Any such system can be manipulated, and somebody’s going to do it.  Sarah Palin’s book America by Heart skyrocketed to #2 on the New York Times bestseller list…and then it was famously, and embarrassingly, revealed that Palin’s own political action committee SarahPAC had purchased $64,000 worth of the books themselves.  Misleading perhaps, but if you have the money and want to get onto a bestseller list, you can always buy out the print run.  The Wall Street Journal just did an interesting article about manipulating bestseller lists. (Thanks, Kristine Kathryn Rusch for pointing out that link.)

Why is it so important to make the list, other than ego boo?  No question, it certainly feels good to see your book on the rack.  And there are promotional benefits to acquiring a new first name as “bestselling author.”  As the Wall Street Journal article explains, the public speaker who got himself onto the list for one week used the credential of “bestselling author” to secure more speaking gigs and to increase his perceived value as an expert in his field.

But being a “bestseller” is much more than that. If your book hits a bestseller list, it suddenly goes on a different, faster conveyor belt.  It will be distributed to many, many more outlets that carry only a limited number of titles, usually bestsellers.
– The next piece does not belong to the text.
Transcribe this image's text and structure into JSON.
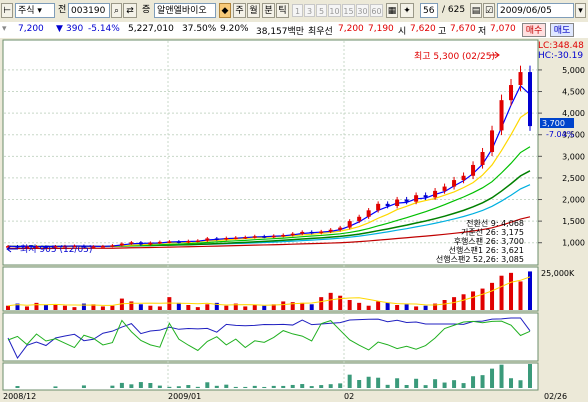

You’ve seen them in airports, grocery racks, WalMart.  By virtue of being carried in countless other markets beyond regular bookstores, a “bestseller” consequently sells a lot more copies—it becomes a self-perpetuating prophecy.

In an ironic twist, one of my novels became a “runaway bestseller”—Dune: House Atreides with Brian Herbert—and that was not necessarily a good thing.  The book sold so much faster than the publisher anticipated, they were taken unawares.  House Atreides debuted on the New York Times bestseller list, and the first printing promptly sold out…so that by the next week when we should have appeared in the #12 bestseller slot in all those airport and grocery store bookstands with all that additional exposure, the warehouses were empty and there were no books to put into those slots.  Consequently, no one could buy the book the following week, so sales dipped (duh!), and by the time the rush reprinting was finished and books were again available, we had fallen off the bestseller list.  (The publisher was much better prepared when the second book came out!)

So, that’s today’s glimpse into the sausage-making process of bestseller lists.  The most important take-away is, well, ahem, um, if you’re going to buy Hellhole Awakening anyway, and you can manage to do it in the first week…